Picasso, the Foreigner, by Annie Cohen Solal

parisdiaArt, Books, History2 Comments

Récépissé de demande de carte d’identité, 1935 © Archives de la Préfecture de Police de Paris. © Succession Picasso 2021

Musée National de l’Histoire de l’Immigration has never found a better role than with this exhibition “Picasso l’Etranger” (Picasso the Foreigner) curated by Annie Cohen Solal, the well known intellectual and excellent biographer of Jean Paul Sartre and Leo Castelli, who has written a very interesting book on Picasso’s immigration dramas in Paris after seven years of research in the police archives. The “greatest” artist of the 20 th century had a miserable time with the French police who listed him as an anarchist in 1901 and persecuted him for a long time. This show highlights the paintings he did while suffering in misery. It puts back a light on how tough artists’s lives can be even when they are acclaimed geniuses. And it points to the fact that Picasso spent his life in France and was never naturalized. Read More

Giacometti is on all fronts again

parisdiaArtLeave a Comment

Alberto Giacometti, Tall Woman II, 1960, Fondation Giacometti and Barbara Chase Riboud, Zanzibar, 1970, CNAP

Two exhibitions will lead you to two delightful little museums. One is at Institut Giacometti which you might already know near the Fondation Cartier with sculptor Barbara Chase-Riboud (Marc Riboud’s first wife and biographer of Sally Hemmings) and the second one is at Musée de la Libération de Paris, an interesting historical museum set on the premises of the Resistance’s headquarters place Denfert Rochereau. This one is devoted to Henri Rol-Tanguy (1908-2002), hero of the Liberation of Paris, who was painted and sculpted by Giacometti. Fourty pieces dating from 1946, give a new life to the museum, which is by itself a fascinating visit. Read More

Paul Signac as a collector at Musée d’Orsay

parisdiaArt1 Comment

Vincent Van Gogh, Two herrings, 1889, private collection © musée d’Orsay / Patrice Schmidt

Wandering through the exhibition of “Signac, the Collector” (1863-1935) at Musée d’Orsay is one of the most pleasant experiences I have lived recently.

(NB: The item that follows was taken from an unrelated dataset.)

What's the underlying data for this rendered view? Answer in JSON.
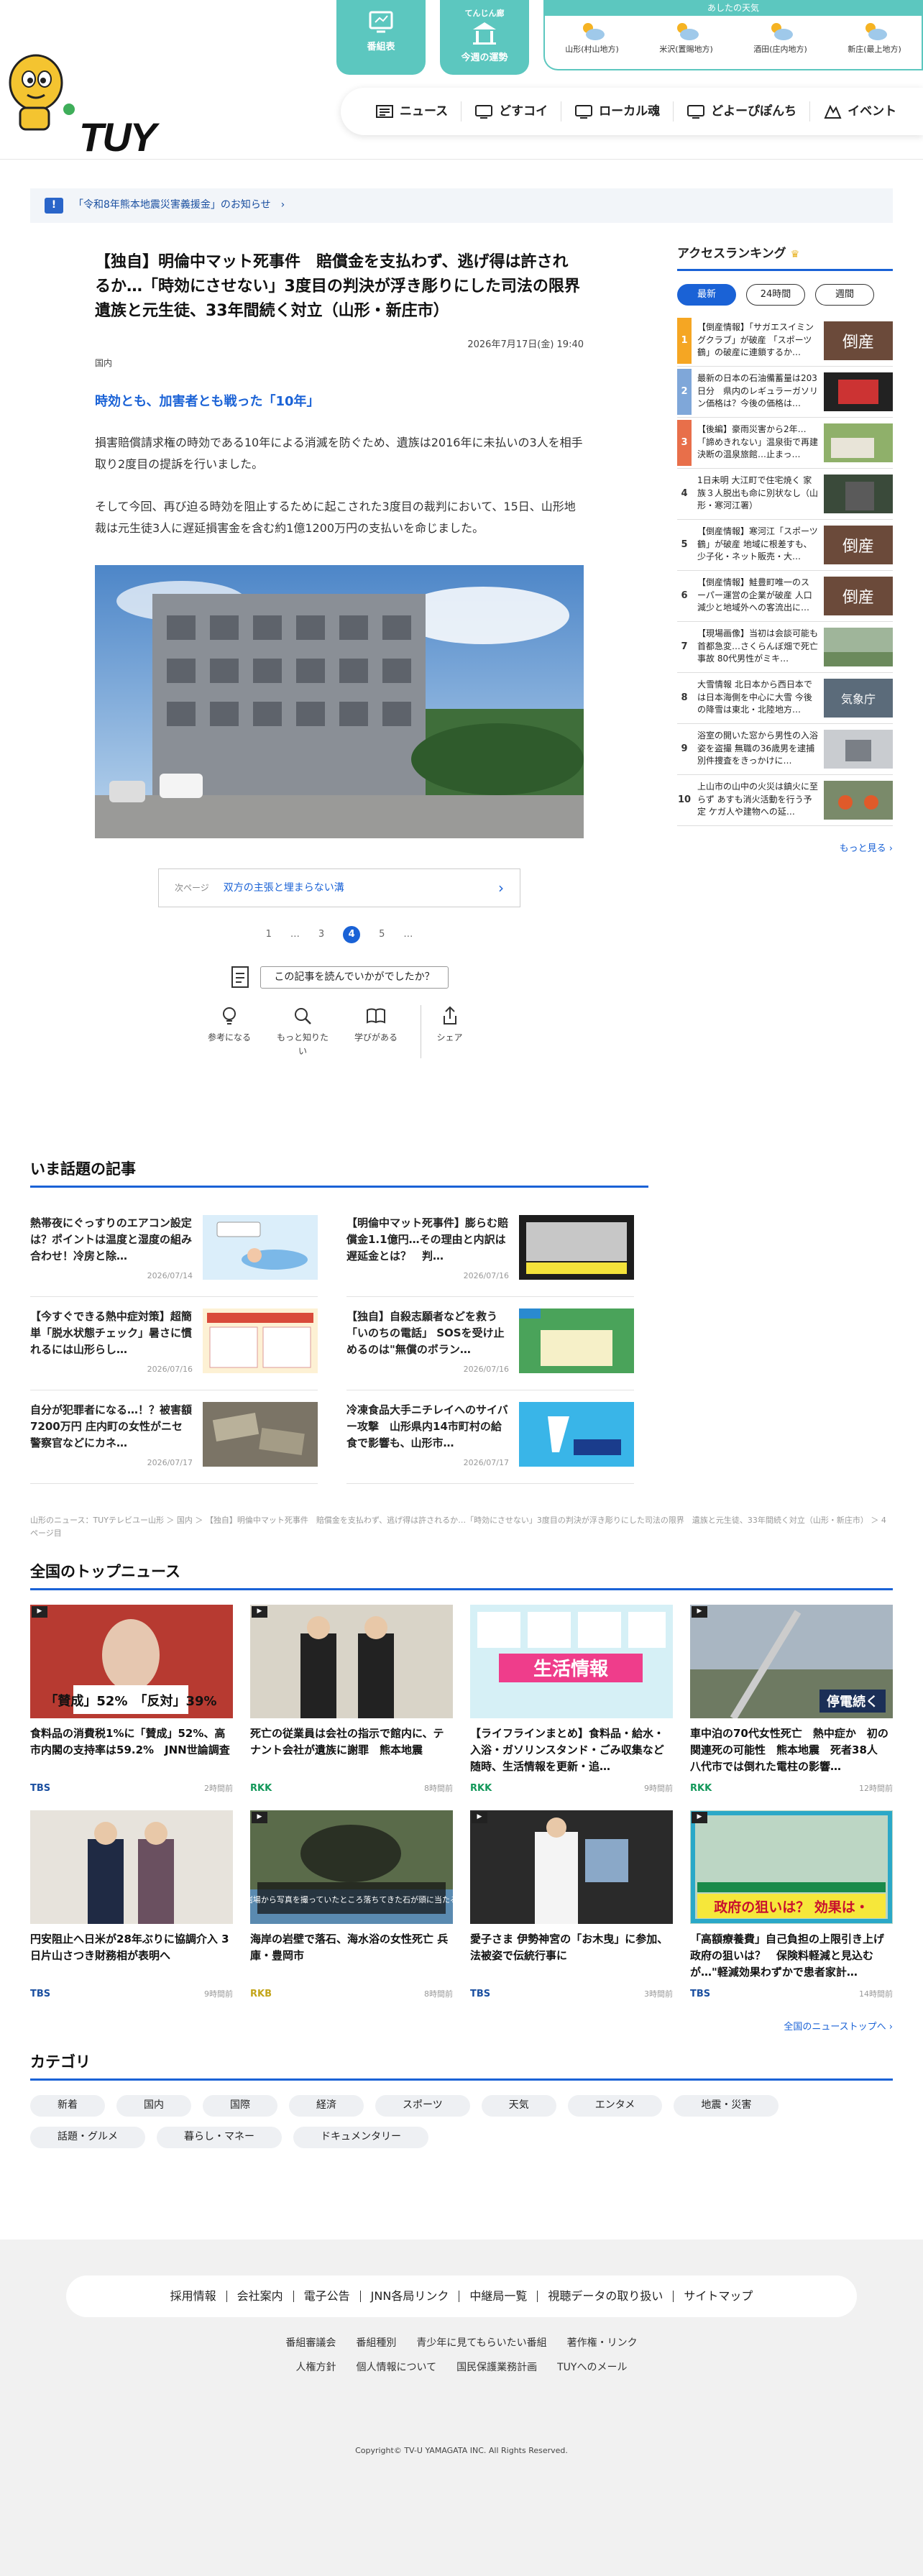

His own works are presented in the first rooms, with magistral paintings owned by the museum, but the surprise comes from his taste and friendships with many contemporaries such as Jongkind, Manet, Pissarro, Monet, Cézanne, etc. But also with lesser known painters such as Charles Angrand, Lucie Cousturier, Maximilien Luce or Gabriel Biessy. The show is a complete round up of the most excellent works the period had to offer and it is light and charming. It is curated by Marina Ferretti-Bocquillon and his great grand-daughter, Charlotte Hellman. Read More

A new gallery from Barcelona settles in the Marais

parisdiaArtLeave a Comment

Alberto de Udaeta, The wall I,  with works in chalk and lava by Julio Vaquero © Pigment Gallery

Pigment Gallery is a young contemporary art space created in 2016 in Barcelona and in Mallorca by the collector Ferran Josa. He has just inaugurated a beautiful space on two levels on rue du Roi de Sicile, at the heart of the Marais, with three French partners involved in the movie industry. So far focused on Spanish painters, photographers and sculptors, the gallery will now open its doors to French artists. The shows will change every two months. The first exhibition includes 100 works by 18 different artists among whom I particularly loved Marcelo Fuentes‘ small watercolors on paper, drawings by Marcos Isamat a scientist by training who holds a PHD in molecular genetics from Cambridge University, Aurelio San Pedro‘s tondo with books, Julio Vaquero‘s drawing in chalk an lava and Alberto de Udaeta‘s iron sculptures. Read More